And yet there is scarce any character so much the object of envy, as that of a successful writer. But
those who only see him in company, or hear enco miums on his merit, form a very erroneous opinion of his happiness: they conceive him as perpetually enjoying the triumphs of intellectual superiority; as displaying the luxuriancy of his fancy, and the variety of his knowledge, to silent admiration ; or listening in voluptuous indolence to the music of praise. But they know not, that these lucid intervals are short and few; that much the greater part of his life is passed in solitude and anxiety; that his hours glide away unnoticed, and the day, like the night, is contracted to a moment by the intense application of the mind to its object ; locked up from every eye, and lost even to himself, he is reminded that he lives only by the necessities of life: he then starts as from a dream, and regrets that the day has passed unenjoyed, without affording means of happiness to the
Will Hardman the smith had three sons, Tom, Ned, and George. George, who was the youngest, he put apprentice to a tailor : the two elder were otherwise provided for : he had by some means the opportunity of sending them to school upon a foundation, and afterwards to the university. Will thought that this opportunity to give his boys good learning, was not to be missed : Learning,' he said, portion which the d-v-l could not wrong them of; and when he had done what he ought for them, they must do for themselves.'
As he had not the same power to procure them livings, when they had finished their studies, they came to London. They were both scholars ; but Tom was a genius, and Ned was a dunce; Ned became usher in a school at the yearly salary of twenty pounds, and Tom soon distinguished himself as an author: he wrote many pieces of great excellence 3 but his reward was sometimes withheld by caprice,
and sometimes intercepted by envy. He passed his time in penury and labour : his mind was abstracted in the recollection of sentiment, and perplexed in the arrangement of his ideas and the choice of expression.
George in the mean time became a master in his trade, kept ten men constantly at work upon the board, drank his beer out of a silver tankard, and boasted that he might be as well to pass in a few years as many of those for whom he had made laced clothes, and who thought themselves his betters. Ned wished earnestly that he could change stations with George ; but Tom, in the pride of his heart, disdained them both, and declared that he would rather perish upon a bulk with cold and hunger, than steal through life in obscurity, and be forgotten when he
No.3. TUESDAY, NOVEMBER 14, 1752.
Scenis decora alta futuris.
VIRG. Æn. i, 429. The splendid ornament of future scenes.

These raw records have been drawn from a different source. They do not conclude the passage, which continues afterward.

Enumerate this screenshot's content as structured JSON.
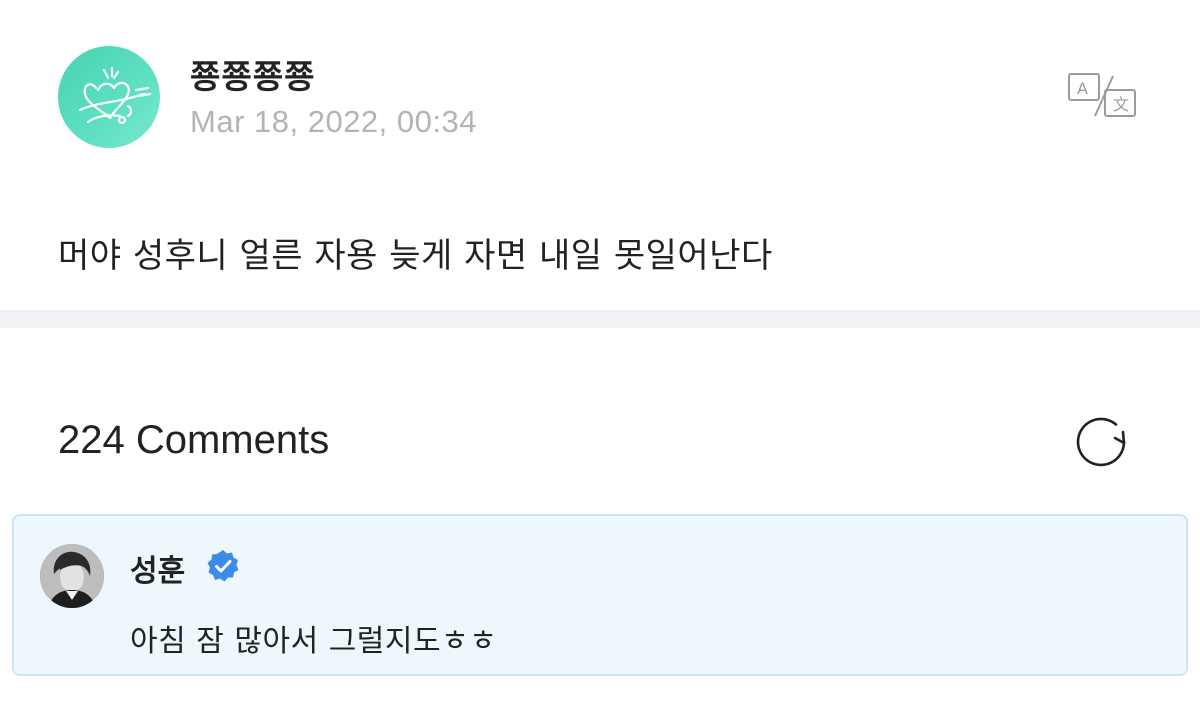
{
  "post": {
    "author": "쭁쭁쭁쭁",
    "date": "Mar 18, 2022, 00:34",
    "body": "머야 성후니 얼른 자용 늦게 자면 내일 못일어난다",
    "translate_icon": "translate-icon",
    "avatar_icon": "heart-doodle-icon"
  },
  "comments": {
    "count_label": "224 Comments",
    "refresh_icon": "refresh-icon",
    "items": [
      {
        "name": "성훈",
        "verified": true,
        "text": "아침 잠 많아서 그럴지도ㅎㅎ"
      }
    ]
  },
  "colors": {
    "avatar_green": "#45d3b0",
    "date_gray": "#b3b3b8",
    "verified_blue": "#3d8be8",
    "comment_bg": "#eef8fc",
    "comment_border": "#c9e6ef",
    "divider": "#f2f2f6"
  }
}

TO THE ADVENTURER.
SIR, “ As the business of pantomimes is become a very serious
concern, and the curiosity of mankind is perpetually thirsting after novelties, I have been at great pains to contrive an entertainment, in which